August 25, 2022 – If you see one, crush it. Trample it until it dies.
This is the advice being given by agricultural organizations across the northeastern United States when it comes to the spotted lantern, an invasive species that has spread rapidly across the country, including dense urban centers like Philadelphia and New York City. Black and orange spotted pest sightings have been recorded in at least 11 states.
The homeland of the insect is China, India and Vietnam. It made its North American debut in Pennsylvania in 2014. Since then, it has quickly spread to neighboring states by hiking plants, cars, and anything else it can cling to. They may reach the West Coast as soon as 2027, he warns recently study from North Carolina State University and the US Department of Agriculture.
Because they are plant hoppers, they do not fly. Instead, they shoot themselves and shoot themselves high over long, alarming distances. While it does not pose an immediate threat to people or pets, it causes harm to more than 70 native plants including An apple trees, grapes and other food crops by sucking up their juice and leaving a lot of stickiness, musty-Attract poop.
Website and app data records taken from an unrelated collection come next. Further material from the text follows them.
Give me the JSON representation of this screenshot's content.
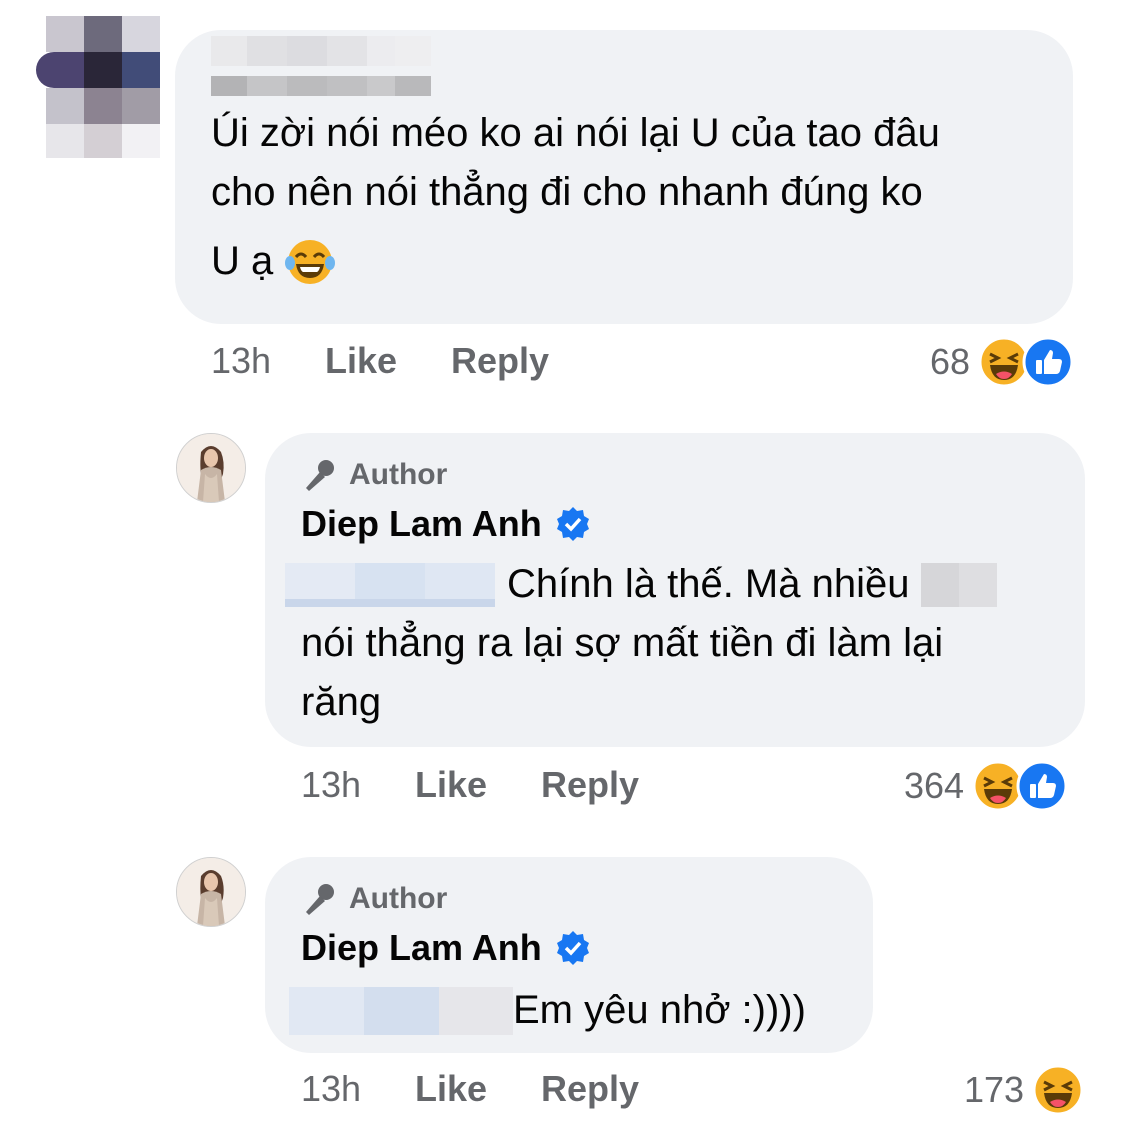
{
  "comments": [
    {
      "text_line1": "Úi zời nói méo ko ai nói lại U của tao đâu",
      "text_line2": "cho nên nói thẳng đi cho nhanh đúng ko",
      "text_line3": "U ạ",
      "time": "13h",
      "like_label": "Like",
      "reply_label": "Reply",
      "reaction_count": "68",
      "reactions": [
        "haha",
        "like"
      ]
    },
    {
      "author_badge": "Author",
      "name": "Diep Lam Anh",
      "verified": true,
      "text_line1": "Chính là thế. Mà nhiều",
      "text_line2": "nói thẳng ra lại sợ mất tiền đi làm lại",
      "text_line3": "răng",
      "time": "13h",
      "like_label": "Like",
      "reply_label": "Reply",
      "reaction_count": "364",
      "reactions": [
        "haha",
        "like"
      ]
    },
    {
      "author_badge": "Author",
      "name": "Diep Lam Anh",
      "verified": true,
      "text_line1": "Em yêu nhở :))))",
      "time": "13h",
      "like_label": "Like",
      "reply_label": "Reply",
      "reaction_count": "173",
      "reactions": [
        "haha"
      ]
    }
  ],
  "colors": {
    "bubble": "#f0f2f5",
    "secondary_text": "#65676b",
    "verified_blue": "#1877f2",
    "like_blue": "#1877f2",
    "haha_yellow": "#f7b125"
  }
}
In Pennsylvania alone, they are responsible for an estimated $554 million in agricultural damage, according to 2019 Research from Penn State University.
Some state departments imposed Quarantine restrictions for affected counties, while others have begun conducting research and health awareness campaigns to educate the public about why this mass release of brightly colored insects is so bad for the environment.
“It’s an economic and quality of life issue, as well as a threat to agriculture,” says Shannon Powers, a spokeswoman for the Pennsylvania Department of Agriculture.
The public takes action
All the havoc these insects cause to food crops and other native plants explains why agricultural experts are asking ordinary citizens to help stop their spread. The audience is advancing. Self-proclaimed lantern hunters track and kill invaders and share their conquests on social media sites like TikTok. Some even organize lanternfly staining contests and share information on how best to kill as many of them as possible.
“We are thrilled that people have joined on board and are working to control spotted lanternflies,” Powers says. “People pose the greatest danger to spreading the bug. We need their help.”
But experts warn that some self-killing methods can do more harm than good.
“With all of social media, we often see people taking things into their own hands and using home remedies,” says Julie Urban, associate research professor in the Department of Entomology in the Pennsylvania State University College of Agricultural Sciences. “Something that may seem harmless, like Dawn dish soap, which is benign to humans, can harm trees and beneficial insects like bees. We don’t want people to put unsafe chemicals in there.”
Urban recommends using an herbicide that is labeled for use on the spotted lantern fly. And, of course, she encourages continuing to practice squash, especially for the next few weeks. Lanternflies use late summer to lay their eggs to make sure they’ll be back in action next year. And since this creature has no known predators outside of its native habitat, experts say it’s up to humans to continue trampling.